- The Washington Times - Tuesday, February 10, 2015

The Charlottesville man charged Tuesday in the death University of Virginia student Hannah Graham could face life in prison if he’s convicted, but he won’t face the death penalty.

Keeping with Virginia’s downward trend in the use of capital punishment, prosecutors who announced the indictment of 33-year-old Jesse Leroy Matthew Jr. in the Graham case said they would not pursue capital murder charges. Instead, Mr. Matthew was charged with first-degree murder and abduction with intent to defile.

“A great deal of serious thought went into this determination, including the impact on the community, the Grahams, and the need to provide Mr. Matthew with a fair trial,” said Albemarle County Commonwealth Attorney Denise Lunsford at a press conference held in Charlottesville.

Ms. Lunsford declined to elaborate on why Mr. Matthew was not indicted on a capital murder charge.

“The charges that the jury will hear are the charges the prosecutor feels comfortable and feels the prosecutor has probable cause to bring,” she said.

A conviction on either of the felony charges are punishable by up to life in prison.

SEE ALSO: D.C. Council skirts federal threat, holds forum on pot legalization

Mr. Matthew also faces separate charges from a 2005 sexual assault in Fairfax and law enforcement officials continue to investigate his connection to the 2009 disappearance and death of another female college student.

Graham disappeared on Sept. 13 after a night out with friends in Charlottesville and police say Mr. Matthew was the last person seen with her. The 18-year-old’s remains were later discovered in a heavily wooded area of Albemarle County, located about 12 miles from the University of Virginia campus.

Ms. Lunsford said Graham’s parents were told about the charge but she asked reporters to respect their privacy on the matter.

Craig Maniglia, Graham’s high school softball coach and a longtime friend of the family, told The Associated Press that he is hopeful a conviction will bring closure.

“Once convicted, my hope is that Mr. Matthew will not go free and be in a position to harm innocent young women ever again,” Mr. Maniglia said.

Use of capital punishment has been on the decline in recent years in Virginia, but experts say a host of factors ranging from the high cost of trying a capital murder case to the opinion of the Graham family could have played a role in why the death penalty was not pursued.

Virginia has put 110 convicts to death since 1976, but the state neither carried out nor handed down any new death sentences last year, according to the Death Penalty Information Center.

Steve Northup, former executive director of Virginians for Alternatives to the Death Penalty, acknowledged use of the death penalty is on the decline in Virginia but cautioned that prosecutors have revealed too few details to allow much speculation on the reason why there was not a capital murder charge brought in this case.

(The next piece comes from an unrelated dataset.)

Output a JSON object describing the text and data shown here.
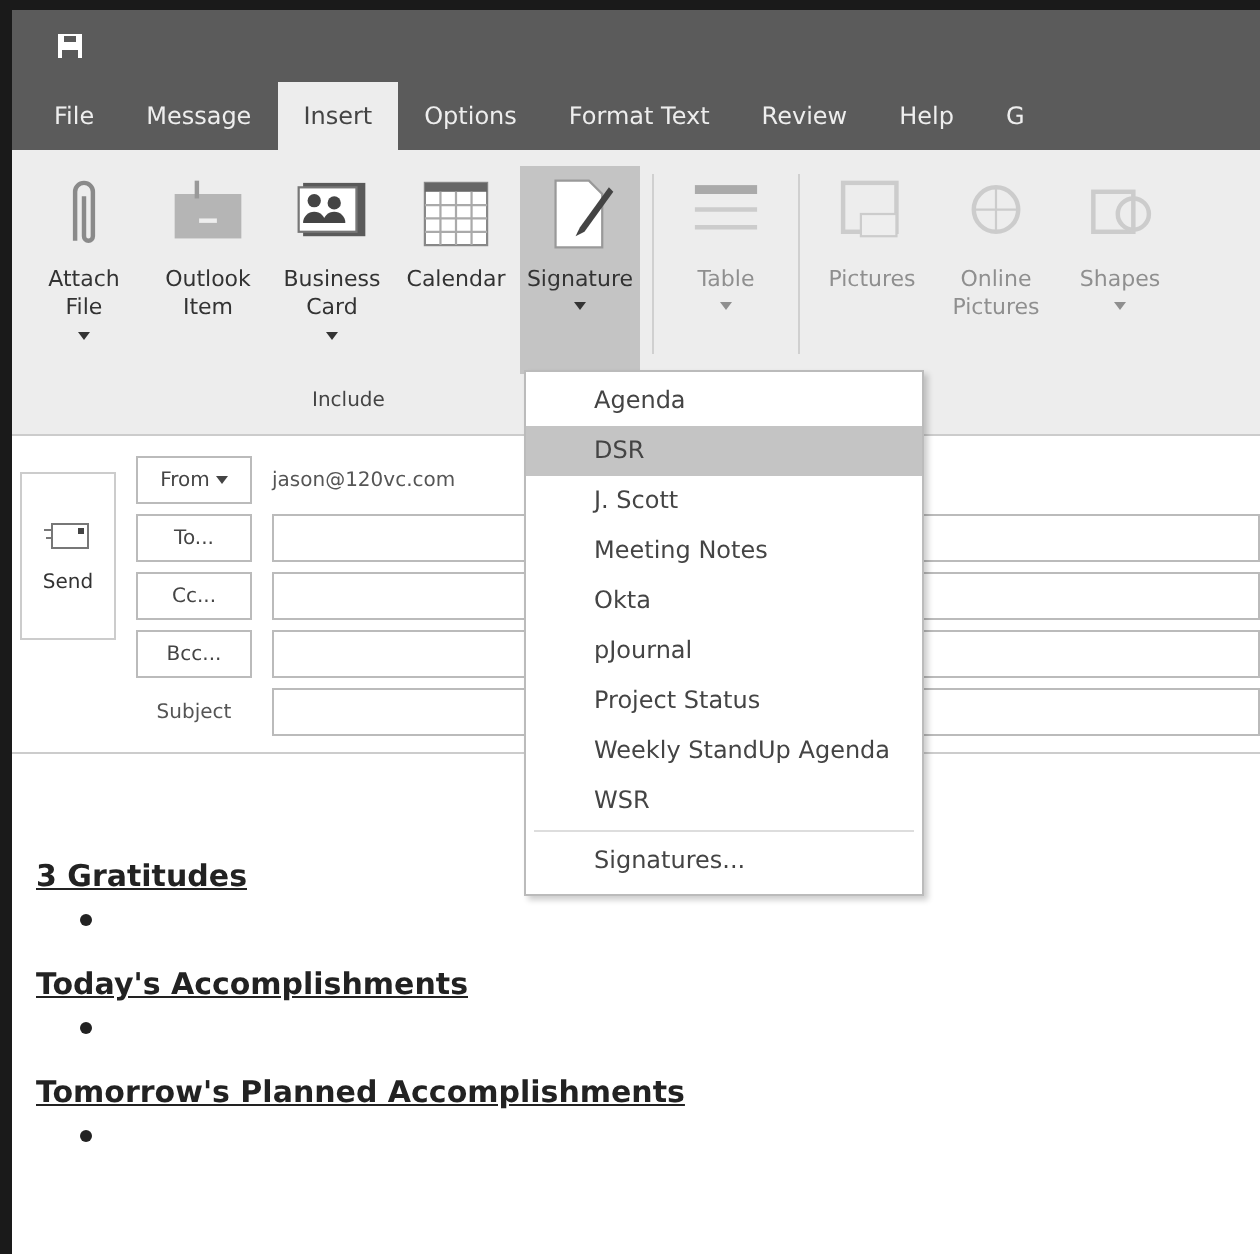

“There may be legal technicalities in the case that prosecutors thought may make getting a capital conviction more difficult. Another possible explanation could be that the Graham family didn’t want it,” Mr. Northup said. “I think you don’t want to draw any conclusions from that one way or another.”

At the Tuesday press conference, Ms. Lunsford declined to discuss what evidence was presented to the grand jury to secure the first-degree murder indictment.

Officials also gave no indication how Graham was killed. Police have only said previously that her cause of death was of “homicidal violence” of an undetermined manner.

Graham’s remains were discovered roughly 6 miles from where the body of 20-year-old Virginia Tech student Morgan Harrington was found after she vanished after a 2009 Metallica concert. Police have said forensic evidence connects Mr. Matthew to Harrington’s killing, which in turn is linked by DNA to the 2005 sexual assault in Fairfax County.

“There are no pending charges against Mr. Matthew with respect to Morgan Harrington,” Ms. Lunsford said.

Charges are pending against Mr. Matthew in the Fairfax sexual assault case and he is expected in court for a hearing on that case Friday.

Mr. Matthew is due in court for his first appearance on the charges in the Graham case in Albemarle County on Feb. 18.

Copyright © 2018 The Washington Times, LLC. Click here for reprint permission.

The Washington Times Comment Policy

The Washington Times welcomes your comments on Spot.im, our third-party provider. Please read our Comment Policy before commenting.


Click to Read More and View Comments

Click to Hide